Director: Alexander Nanau
MPAA Rating NR
Run Time: 93 min.
Romanian documentary Toto and His Sisters (Toto si surorile lui) is a great example of how fact can be far more captivating than fiction.
Writer/director Alexander Nanau takes an unflinching look on the lives of three siblings – Ana-Maria (17), Andreea Violeta (14) and Toto (10) – who must take care of themselves and each other amid an abysmal, poverty-stricken, drug-riddled environment. With absent fathers and an imprisoned mother, the trio must find ways to feed and clothe themselves, get an education and avoid becoming pulled into the treacherous grip of heroin addiction, continuously looming over them.
Gaining extraordinary access to the siblings’ home, school, orphanage and somehow even a courtroom and a jail, Nanau manages to pull off an incredibly intimate, yet respectful, storytelling of a year in the children’s lives – occasionally through their own cinematography – that profiles the ever-optimistic, yet tortured, Ana; the street-smart and cautious Andreea; and the breakdance-loving Toto. What emerges is an astonishing, but important, look at their struggles with illiteracy, neglect and hunger, as well as the adults who try hard to help look after them in the best way that they know how.
Interwoven with the footage shot by the documentarians is home-video footage shot by the children, documenting their own lives, often in a confessional style. They are aware that their lives are different from other children their age and that better conditions are possible, but in order to pull themselves out of their toxic, dead-end environment, they must make extremely hard, emotional choices that require maturity far beyond their years.
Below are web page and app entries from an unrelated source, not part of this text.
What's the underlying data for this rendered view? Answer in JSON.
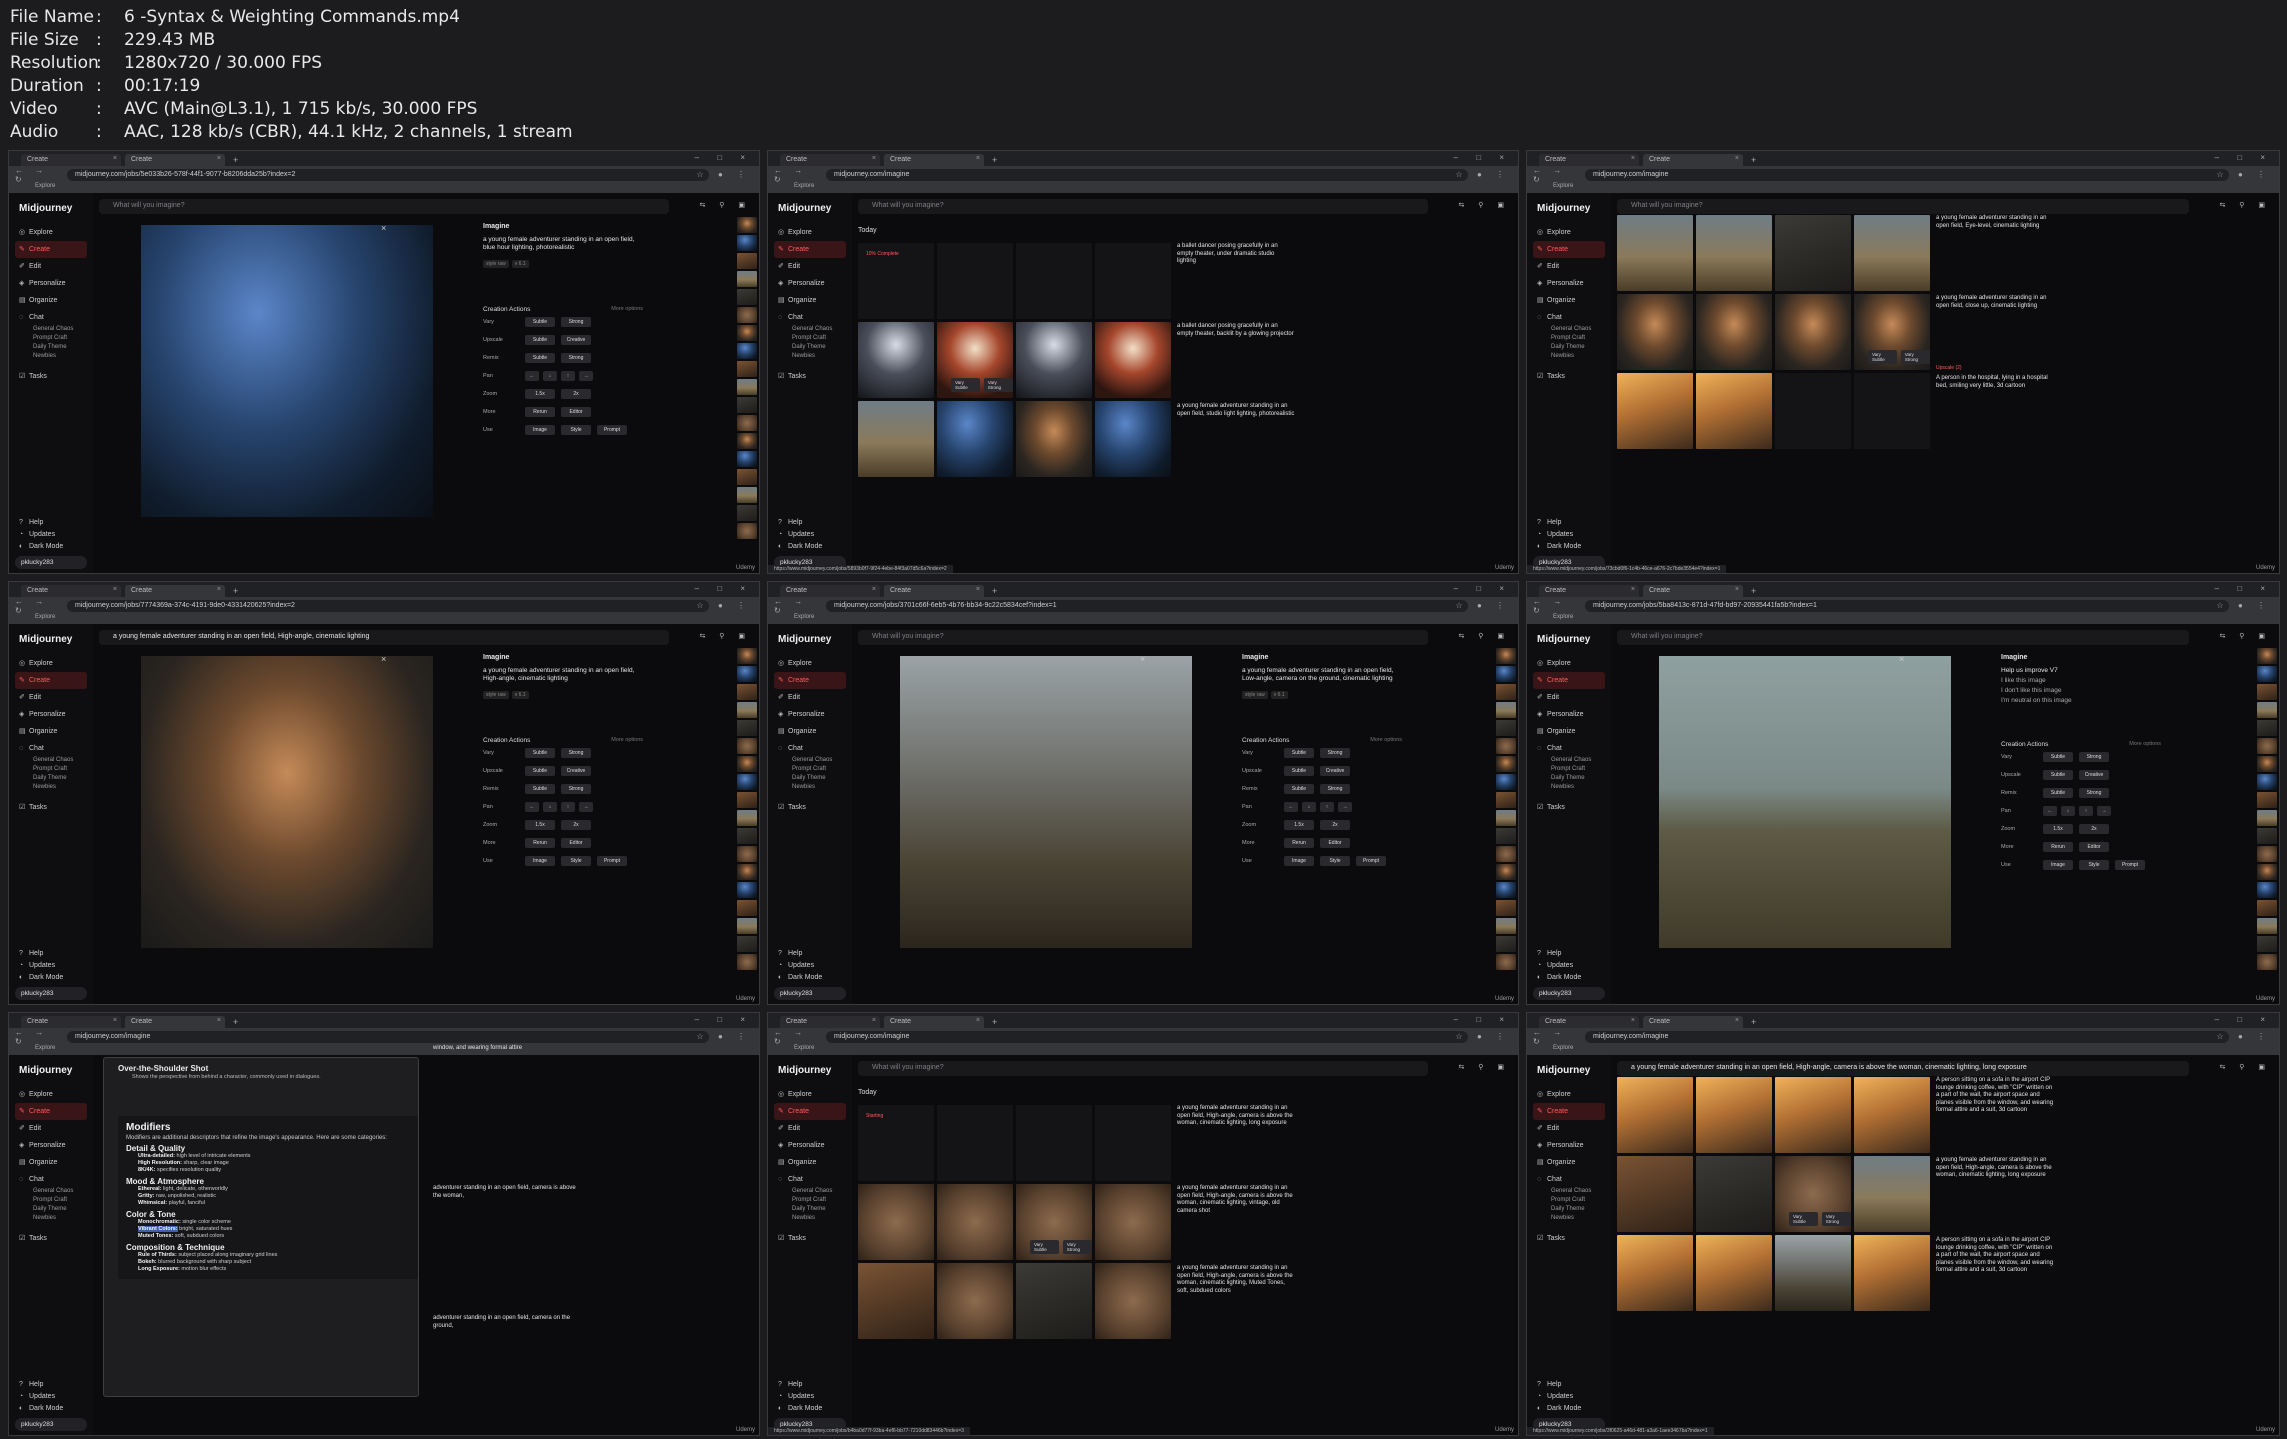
{
  "media_info": [
    {
      "key": "File Name",
      "value": "6 -Syntax & Weighting Commands.mp4"
    },
    {
      "key": "File Size",
      "value": "229.43 MB"
    },
    {
      "key": "Resolution",
      "value": "1280x720 / 30.000 FPS"
    },
    {
      "key": "Duration",
      "value": "00:17:19"
    },
    {
      "key": "Video",
      "value": "AVC (Main@L3.1), 1 715 kb/s, 30.000 FPS"
    },
    {
      "key": "Audio",
      "value": "AAC, 128 kb/s (CBR), 44.1 kHz, 2 channels, 1 stream"
    }
  ],
  "separator": ":",
  "browser": {
    "tab1": "Create",
    "tab2": "Create",
    "tab_close": "×",
    "new_tab": "+",
    "window_controls": "– □ ×",
    "nav_buttons": "← → ↻",
    "addr_icons": "☆ ● ⋮",
    "bookmark": "Explore"
  },
  "sidebar": {
    "logo": "Midjourney",
    "items": [
      {
        "label": "Explore",
        "icon": "◎"
      },
      {
        "label": "Create",
        "icon": "✎"
      },
      {
        "label": "Edit",
        "icon": "✐"
      },
      {
        "label": "Personalize",
        "icon": "◈"
      },
      {
        "label": "Organize",
        "icon": "▤"
      },
      {
        "label": "Chat",
        "icon": "◌"
      }
    ],
    "chat_rooms": [
      "General Chaos",
      "Prompt Craft",
      "Daily Theme",
      "Newbies"
    ],
    "tasks": {
      "label": "Tasks",
      "icon": "☑"
    },
    "bottom": [
      {
        "label": "Help",
        "icon": "?"
      },
      {
        "label": "Updates",
        "icon": "◔"
      },
      {
        "label": "Dark Mode",
        "icon": "◐"
      }
    ],
    "user": "pklucky283"
  },
  "prompt_placeholder": "What will you imagine?",
  "prompt_tools": "⇆ ⚲ ▣",
  "today_label": "Today",
  "watermark": "Udemy",
  "detail": {
    "imagine": "Imagine",
    "creation_actions": "Creation Actions",
    "more_options": "More options",
    "style_raw": "style raw",
    "version": "v 6.1",
    "actions": [
      {
        "label": "Vary",
        "buttons": [
          "Subtle",
          "Strong"
        ]
      },
      {
        "label": "Upscale",
        "buttons": [
          "Subtle",
          "Creative"
        ]
      },
      {
        "label": "Remix",
        "buttons": [
          "Subtle",
          "Strong"
        ]
      },
      {
        "label": "Pan",
        "buttons": [
          "←",
          "↓",
          "↑",
          "→"
        ]
      },
      {
        "label": "Zoom",
        "buttons": [
          "1.5x",
          "2x"
        ]
      },
      {
        "label": "More",
        "buttons": [
          "Rerun",
          "Editor"
        ]
      },
      {
        "label": "Use",
        "buttons": [
          "Image",
          "Style",
          "Prompt"
        ]
      }
    ],
    "feedback_title": "Help us improve V7",
    "feedback_options": [
      "I like this image",
      "I don't like this image",
      "I'm neutral on this image"
    ]
  },
  "vary_tags": [
    "Vary Subtle",
    "Vary Strong"
  ],
  "frames": [
    {
      "url": "midjourney.com/jobs/5e033b26-578f-44f1-9077-b8206dda25b?index=2",
      "view": "detail",
      "prompt": "",
      "desc": "a young female adventurer standing in an open field, blue hour lighting, photorealistic"
    },
    {
      "url": "midjourney.com/imagine",
      "view": "feed",
      "status": "10% Complete",
      "prompts": [
        "a ballet dancer posing gracefully in an empty theater, under dramatic studio lighting",
        "a ballet dancer posing gracefully in an empty theater, backlit by a glowing projector",
        "a young female adventurer standing in an open field, studio light lighting, photorealistic"
      ],
      "statusurl": "https://www.midjourney.com/jobs/5893b0f7-9f24-4ebe-84f3a07d5c6a?index=2"
    },
    {
      "url": "midjourney.com/imagine",
      "view": "feed",
      "prompts": [
        "a young female adventurer standing in an open field, Eye-level, cinematic lighting",
        "a young female adventurer standing in an open field, close up, cinematic lighting",
        "A person in the hospital, lying in a hospital bed, smiling very little, 3d cartoon"
      ],
      "badge": "Upscale (2)",
      "statusurl": "https://www.midjourney.com/jobs/73cbd0f6-1c4b-46ce-a676-2c7bde3554e4?index=1"
    },
    {
      "url": "midjourney.com/jobs/7774369a-374c-4191-9de0-4331420625?index=2",
      "view": "detail",
      "prompt": "a young female adventurer standing in an open field, High-angle, cinematic lighting",
      "desc": "a young female adventurer standing in an open field, High-angle, cinematic lighting",
      "badge": "0/3"
    },
    {
      "url": "midjourney.com/jobs/3701c66f-6eb5-4b76-bb34-9c22c5834cef?index=1",
      "view": "detail",
      "prompt": "",
      "desc": "a young female adventurer standing in an open field, Low-angle, camera on the ground, cinematic lighting"
    },
    {
      "url": "midjourney.com/jobs/5ba8413c-871d-47fd-bd97-20935441fa5b?index=1",
      "view": "detail-feedback",
      "prompt": "",
      "desc": ""
    },
    {
      "url": "midjourney.com/imagine",
      "view": "help",
      "help": {
        "top_heading": "Over-the-Shoulder Shot",
        "top_note": "Shows the perspective from behind a character, commonly used in dialogues.",
        "title": "Modifiers",
        "subtitle": "Modifiers are additional descriptors that refine the image's appearance. Here are some categories:",
        "categories": [
          {
            "name": "Detail & Quality",
            "items": [
              [
                "Ultra-detailed:",
                "high level of intricate elements"
              ],
              [
                "High Resolution:",
                "sharp, clear image"
              ],
              [
                "8K/4K:",
                "specifies resolution quality"
              ]
            ]
          },
          {
            "name": "Mood & Atmosphere",
            "items": [
              [
                "Ethereal:",
                "light, delicate, otherworldly"
              ],
              [
                "Gritty:",
                "raw, unpolished, realistic"
              ],
              [
                "Whimsical:",
                "playful, fanciful"
              ]
            ]
          },
          {
            "name": "Color & Tone",
            "items": [
              [
                "Monochromatic:",
                "single color scheme"
              ],
              [
                "Vibrant Colors:",
                "bright, saturated hues"
              ],
              [
                "Muted Tones:",
                "soft, subdued colors"
              ]
            ]
          },
          {
            "name": "Composition & Technique",
            "items": [
              [
                "Rule of Thirds:",
                "subject placed along imaginary grid lines"
              ],
              [
                "Bokeh:",
                "blurred background with sharp subject"
              ],
              [
                "Long Exposure:",
                "motion blur effects"
              ]
            ]
          }
        ]
      },
      "side_texts": [
        "window, and wearing formal attire",
        "adventurer standing in an open field, camera is above the woman,",
        "adventurer standing in an open field, camera on the ground,",
        "A person sitting on a sofa in the airport CIP lounge, drinking coffee, with \"CIP\" written on a"
      ]
    },
    {
      "url": "midjourney.com/imagine",
      "view": "feed",
      "status": "Starting",
      "prompts": [
        "a young female adventurer standing in an open field, High-angle, camera is above the woman, cinematic lighting, long exposure",
        "a young female adventurer standing in an open field, High-angle, camera is above the woman, cinematic lighting, vintage, old camera shot",
        "a young female adventurer standing in an open field, High-angle, camera is above the woman, cinematic lighting, Muted Tones, soft, subdued colors"
      ],
      "statusurl": "https://www.midjourney.com/jobs/b4ba0d77f-93ba-4ef6-bb77-7210dd83446b?index=3"
    },
    {
      "url": "midjourney.com/imagine",
      "view": "feed",
      "prompt": "a young female adventurer standing in an open field, High-angle, camera is above the woman, cinematic lighting, long exposure",
      "prompts": [
        "A person sitting on a sofa in the airport CIP lounge drinking coffee, with \"CIP\" written on a part of the wall, the airport space and planes visible from the window, and wearing formal attire and a suit, 3d cartoon",
        "a young female adventurer standing in an open field, High-angle, camera is above the woman, cinematic lighting, long exposure",
        "A person sitting on a sofa in the airport CIP lounge drinking coffee, with \"CIP\" written on a part of the wall, the airport space and planes visible from the window, and wearing formal attire and a suit, 3d cartoon"
      ],
      "statusurl": "https://www.midjourney.com/jobs/3f0625-a46d-481-a3a6-1aee3467ba?index=1"
    }
  ]
}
The gravity of their situation is near unimaginable, and it is almost impossible to explain the dire circumstances in which these children have been left by their family. This is perhaps epitomized by two jaw-dropping scenes: one that shows the family building a makeshift stove out of a cinderblock just to warm their dinner (as junkies come and go) and one that shows the putrid, true-to-life drug den that their home ultimately becomes.
Yet there are just as many inspirational and heart-warming scenes to love, most especially those that show Toto’s complete and utter amazement watching a group of breakdancers and, later, how hard he works to learn to dance as they do. The resiliency of Andreea and Toto in particular give viewers a sense that they will overcome their respective bleak paths and thrive with the help of their community, as long as they can avoid the fates of their mother and sister.
This is easily one of the best documentaries I have seen in recent memory and deserves recognition for both its groundbreaking subject matter and its approach to filming.